Bulletin of the Global Volcanism Network, vol. 23, no. 8 (August 1998)
Managing Editor: Richard Wunderman.

Kerinci (Indonesia) Plume rises to 2 km on 4 July

Please cite this report as:

Global Volcanism Program, 1998. Report on Kerinci (Indonesia). In: Wunderman, R (ed.), Bulletin of the Global Volcanism Network, 23:8. Smithsonian Institution. https://doi.org/10.5479/si.GVP.BGVN199808-261170.

Volcano Profile |  Complete Bulletin


Kerinci

Indonesia

1.697°S, 101.264°E; summit elev. 3800 m

All times are local (unless otherwise noted)


Activity increased beginning on 4 July. A gray-to-black plume escaped the summit crater under high pressure around noon. Local residents heard a noise similar to cannon-fire. The cloud rose 800-2,000 m above the summit. The eruption ended about 1700. On 5 July the volcano had resumed its normal level of activity; the plume reached heights of 100-400 m above the summit.

Geologic Background. Gunung Kerinci in central Sumatra forms Indonesia's highest volcano and is one of the most active in Sumatra. It is capped by an unvegetated young summit cone that was constructed NE of an older crater remnant. There is a deep 600-m-wide summit crater often partially filled by a small crater lake that lies on the NE crater floor, opposite the SW-rim summit. The massive 13 x 25 km wide volcano towers 2400-3300 m above surrounding plains and is elongated in a N-S direction. Frequently active, Kerinci has been the source of numerous moderate explosive eruptions since its first recorded eruption in 1838.

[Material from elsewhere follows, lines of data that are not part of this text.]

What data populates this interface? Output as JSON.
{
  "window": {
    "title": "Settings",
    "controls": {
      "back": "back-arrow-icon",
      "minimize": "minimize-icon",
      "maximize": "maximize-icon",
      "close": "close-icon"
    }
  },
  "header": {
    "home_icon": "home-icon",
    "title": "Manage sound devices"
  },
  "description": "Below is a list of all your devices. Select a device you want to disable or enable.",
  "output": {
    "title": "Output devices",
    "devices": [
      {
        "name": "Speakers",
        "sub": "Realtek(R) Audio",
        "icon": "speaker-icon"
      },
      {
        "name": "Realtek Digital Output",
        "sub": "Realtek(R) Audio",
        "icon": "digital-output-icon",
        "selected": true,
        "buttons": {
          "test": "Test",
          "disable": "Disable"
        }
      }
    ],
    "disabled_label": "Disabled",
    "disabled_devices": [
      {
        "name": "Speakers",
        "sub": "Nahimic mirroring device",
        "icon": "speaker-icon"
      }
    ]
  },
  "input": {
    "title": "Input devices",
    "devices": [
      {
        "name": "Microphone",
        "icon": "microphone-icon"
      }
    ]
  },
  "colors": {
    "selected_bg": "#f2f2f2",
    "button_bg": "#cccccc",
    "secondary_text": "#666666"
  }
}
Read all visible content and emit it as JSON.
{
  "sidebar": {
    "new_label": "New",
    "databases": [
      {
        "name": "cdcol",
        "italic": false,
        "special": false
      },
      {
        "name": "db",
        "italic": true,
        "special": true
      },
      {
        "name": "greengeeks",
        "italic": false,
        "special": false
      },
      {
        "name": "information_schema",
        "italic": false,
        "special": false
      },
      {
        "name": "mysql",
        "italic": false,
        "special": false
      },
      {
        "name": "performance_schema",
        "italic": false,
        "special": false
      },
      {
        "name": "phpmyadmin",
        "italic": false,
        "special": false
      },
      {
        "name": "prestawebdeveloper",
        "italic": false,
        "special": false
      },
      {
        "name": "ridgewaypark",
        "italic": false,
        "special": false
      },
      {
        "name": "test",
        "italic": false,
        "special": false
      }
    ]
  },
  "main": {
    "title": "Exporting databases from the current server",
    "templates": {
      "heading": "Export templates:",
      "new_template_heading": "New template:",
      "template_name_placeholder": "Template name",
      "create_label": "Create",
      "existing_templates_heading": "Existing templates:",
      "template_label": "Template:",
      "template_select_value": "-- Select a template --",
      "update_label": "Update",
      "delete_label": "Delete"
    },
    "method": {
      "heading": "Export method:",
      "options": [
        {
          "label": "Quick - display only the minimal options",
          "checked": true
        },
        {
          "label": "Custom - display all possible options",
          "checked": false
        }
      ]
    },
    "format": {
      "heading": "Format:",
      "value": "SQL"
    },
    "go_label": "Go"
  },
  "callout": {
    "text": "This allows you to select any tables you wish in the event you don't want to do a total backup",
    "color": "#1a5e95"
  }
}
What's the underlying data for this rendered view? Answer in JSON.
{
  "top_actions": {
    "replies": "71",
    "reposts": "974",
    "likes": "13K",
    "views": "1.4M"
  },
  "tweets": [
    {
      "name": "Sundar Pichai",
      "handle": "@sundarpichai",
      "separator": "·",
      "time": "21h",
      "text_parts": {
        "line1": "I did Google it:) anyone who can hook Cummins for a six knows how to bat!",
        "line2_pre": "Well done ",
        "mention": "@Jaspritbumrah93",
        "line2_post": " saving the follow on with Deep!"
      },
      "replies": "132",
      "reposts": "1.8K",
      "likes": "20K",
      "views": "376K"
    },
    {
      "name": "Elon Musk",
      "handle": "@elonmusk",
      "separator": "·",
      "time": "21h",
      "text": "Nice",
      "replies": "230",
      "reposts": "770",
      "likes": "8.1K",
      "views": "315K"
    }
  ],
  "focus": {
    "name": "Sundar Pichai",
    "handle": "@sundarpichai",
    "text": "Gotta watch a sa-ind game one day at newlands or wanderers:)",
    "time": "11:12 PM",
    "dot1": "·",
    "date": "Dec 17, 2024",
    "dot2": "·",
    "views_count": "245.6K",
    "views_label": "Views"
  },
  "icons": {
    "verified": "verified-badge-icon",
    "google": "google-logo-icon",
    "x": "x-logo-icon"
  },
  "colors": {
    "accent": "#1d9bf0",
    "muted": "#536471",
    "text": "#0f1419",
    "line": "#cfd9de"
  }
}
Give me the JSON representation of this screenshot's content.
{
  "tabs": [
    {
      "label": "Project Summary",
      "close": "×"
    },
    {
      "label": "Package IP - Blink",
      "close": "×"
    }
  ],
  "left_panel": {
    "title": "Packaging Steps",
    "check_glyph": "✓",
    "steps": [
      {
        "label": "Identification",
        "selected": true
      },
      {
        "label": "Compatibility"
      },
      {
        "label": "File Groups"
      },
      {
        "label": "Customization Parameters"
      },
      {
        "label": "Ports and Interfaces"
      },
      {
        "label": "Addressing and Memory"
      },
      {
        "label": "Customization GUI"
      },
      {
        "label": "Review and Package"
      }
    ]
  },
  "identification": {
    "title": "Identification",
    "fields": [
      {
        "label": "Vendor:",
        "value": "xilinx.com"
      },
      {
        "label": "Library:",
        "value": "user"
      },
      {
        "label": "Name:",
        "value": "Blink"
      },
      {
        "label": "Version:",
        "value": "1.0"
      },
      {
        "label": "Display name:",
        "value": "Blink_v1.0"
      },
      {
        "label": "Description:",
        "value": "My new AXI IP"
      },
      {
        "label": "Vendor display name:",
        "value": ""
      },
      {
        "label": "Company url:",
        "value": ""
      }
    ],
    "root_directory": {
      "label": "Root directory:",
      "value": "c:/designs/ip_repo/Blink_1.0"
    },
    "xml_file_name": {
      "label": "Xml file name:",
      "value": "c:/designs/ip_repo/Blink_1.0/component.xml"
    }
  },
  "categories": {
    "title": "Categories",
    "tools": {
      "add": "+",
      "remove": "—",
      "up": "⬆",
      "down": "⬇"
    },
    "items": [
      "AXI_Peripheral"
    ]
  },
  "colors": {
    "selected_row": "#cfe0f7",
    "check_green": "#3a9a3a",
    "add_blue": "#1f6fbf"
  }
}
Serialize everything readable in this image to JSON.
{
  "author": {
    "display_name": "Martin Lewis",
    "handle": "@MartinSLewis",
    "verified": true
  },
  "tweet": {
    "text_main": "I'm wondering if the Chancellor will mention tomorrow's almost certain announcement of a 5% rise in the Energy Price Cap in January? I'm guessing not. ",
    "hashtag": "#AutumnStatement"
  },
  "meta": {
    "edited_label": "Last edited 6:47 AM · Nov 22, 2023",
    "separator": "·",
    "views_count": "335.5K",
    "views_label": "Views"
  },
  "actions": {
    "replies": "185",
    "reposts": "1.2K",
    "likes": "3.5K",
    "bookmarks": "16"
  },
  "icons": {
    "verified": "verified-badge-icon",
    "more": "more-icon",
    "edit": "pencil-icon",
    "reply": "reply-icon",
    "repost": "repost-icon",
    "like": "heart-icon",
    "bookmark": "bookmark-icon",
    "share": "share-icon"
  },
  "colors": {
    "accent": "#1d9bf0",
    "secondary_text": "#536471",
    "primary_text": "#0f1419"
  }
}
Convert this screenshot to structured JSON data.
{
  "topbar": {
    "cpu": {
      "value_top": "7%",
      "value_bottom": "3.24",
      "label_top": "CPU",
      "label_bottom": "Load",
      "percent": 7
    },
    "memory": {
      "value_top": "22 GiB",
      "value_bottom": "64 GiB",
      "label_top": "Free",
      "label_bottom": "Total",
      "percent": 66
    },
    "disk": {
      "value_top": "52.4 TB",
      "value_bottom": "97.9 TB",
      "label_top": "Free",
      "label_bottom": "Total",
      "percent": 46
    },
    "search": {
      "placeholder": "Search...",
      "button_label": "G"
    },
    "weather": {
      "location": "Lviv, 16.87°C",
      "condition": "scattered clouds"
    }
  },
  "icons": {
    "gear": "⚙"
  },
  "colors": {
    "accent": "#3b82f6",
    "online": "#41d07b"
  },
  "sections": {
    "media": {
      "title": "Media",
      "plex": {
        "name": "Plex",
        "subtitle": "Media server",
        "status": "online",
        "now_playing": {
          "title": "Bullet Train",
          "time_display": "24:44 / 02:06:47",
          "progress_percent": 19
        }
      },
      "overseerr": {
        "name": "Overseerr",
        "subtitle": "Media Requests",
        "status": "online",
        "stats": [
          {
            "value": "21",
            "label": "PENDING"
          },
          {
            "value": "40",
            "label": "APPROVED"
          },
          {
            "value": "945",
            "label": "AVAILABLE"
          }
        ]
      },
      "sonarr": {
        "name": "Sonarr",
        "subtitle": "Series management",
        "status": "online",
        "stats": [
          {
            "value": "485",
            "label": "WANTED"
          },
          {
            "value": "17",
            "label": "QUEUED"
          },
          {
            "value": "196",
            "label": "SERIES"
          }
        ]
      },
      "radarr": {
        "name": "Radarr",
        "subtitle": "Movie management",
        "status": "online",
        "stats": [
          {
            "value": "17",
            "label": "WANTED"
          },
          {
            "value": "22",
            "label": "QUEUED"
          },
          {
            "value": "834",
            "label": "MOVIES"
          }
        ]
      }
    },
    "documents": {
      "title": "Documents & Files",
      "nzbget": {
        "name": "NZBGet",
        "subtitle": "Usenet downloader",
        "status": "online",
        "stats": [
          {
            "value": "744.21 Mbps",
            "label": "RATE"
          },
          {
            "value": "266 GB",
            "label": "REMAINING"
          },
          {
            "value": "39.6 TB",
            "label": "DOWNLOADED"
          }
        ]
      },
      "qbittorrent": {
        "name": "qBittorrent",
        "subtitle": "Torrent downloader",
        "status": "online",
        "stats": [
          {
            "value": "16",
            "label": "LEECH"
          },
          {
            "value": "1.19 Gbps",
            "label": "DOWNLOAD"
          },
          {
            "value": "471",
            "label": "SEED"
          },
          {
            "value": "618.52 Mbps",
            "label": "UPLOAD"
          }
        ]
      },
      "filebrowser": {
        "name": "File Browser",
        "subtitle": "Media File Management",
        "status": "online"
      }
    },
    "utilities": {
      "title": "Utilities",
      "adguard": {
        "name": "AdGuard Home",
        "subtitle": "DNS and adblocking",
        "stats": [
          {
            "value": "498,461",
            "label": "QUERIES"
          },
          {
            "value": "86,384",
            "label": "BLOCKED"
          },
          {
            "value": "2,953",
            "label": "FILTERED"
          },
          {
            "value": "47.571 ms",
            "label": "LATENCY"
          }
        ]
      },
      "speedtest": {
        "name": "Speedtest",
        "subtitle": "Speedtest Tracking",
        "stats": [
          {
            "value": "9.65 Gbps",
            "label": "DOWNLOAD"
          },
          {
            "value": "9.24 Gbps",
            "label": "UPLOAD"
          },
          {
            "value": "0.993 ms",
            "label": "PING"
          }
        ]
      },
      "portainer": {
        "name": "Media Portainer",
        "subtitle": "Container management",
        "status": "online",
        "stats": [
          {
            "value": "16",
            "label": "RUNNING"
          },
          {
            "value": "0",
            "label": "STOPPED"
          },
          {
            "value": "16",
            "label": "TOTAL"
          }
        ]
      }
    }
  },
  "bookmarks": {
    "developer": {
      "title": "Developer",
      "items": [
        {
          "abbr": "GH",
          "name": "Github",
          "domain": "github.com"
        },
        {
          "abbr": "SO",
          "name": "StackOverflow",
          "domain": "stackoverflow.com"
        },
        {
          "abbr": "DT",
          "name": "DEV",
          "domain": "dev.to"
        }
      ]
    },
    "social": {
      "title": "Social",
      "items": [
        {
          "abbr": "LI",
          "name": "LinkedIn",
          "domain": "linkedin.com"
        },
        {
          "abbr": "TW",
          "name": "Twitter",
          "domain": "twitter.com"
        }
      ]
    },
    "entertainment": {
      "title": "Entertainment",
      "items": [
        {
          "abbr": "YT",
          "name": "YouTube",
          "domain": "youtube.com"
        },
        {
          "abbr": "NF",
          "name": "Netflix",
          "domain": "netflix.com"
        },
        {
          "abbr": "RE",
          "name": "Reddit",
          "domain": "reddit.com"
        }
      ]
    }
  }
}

Information Contacts: R. Sukhyar, Director, Volcanological Survey of Indonesia (VSI), Bandung, Indonesia (URL: http://www.vsi.esdm.go.id/).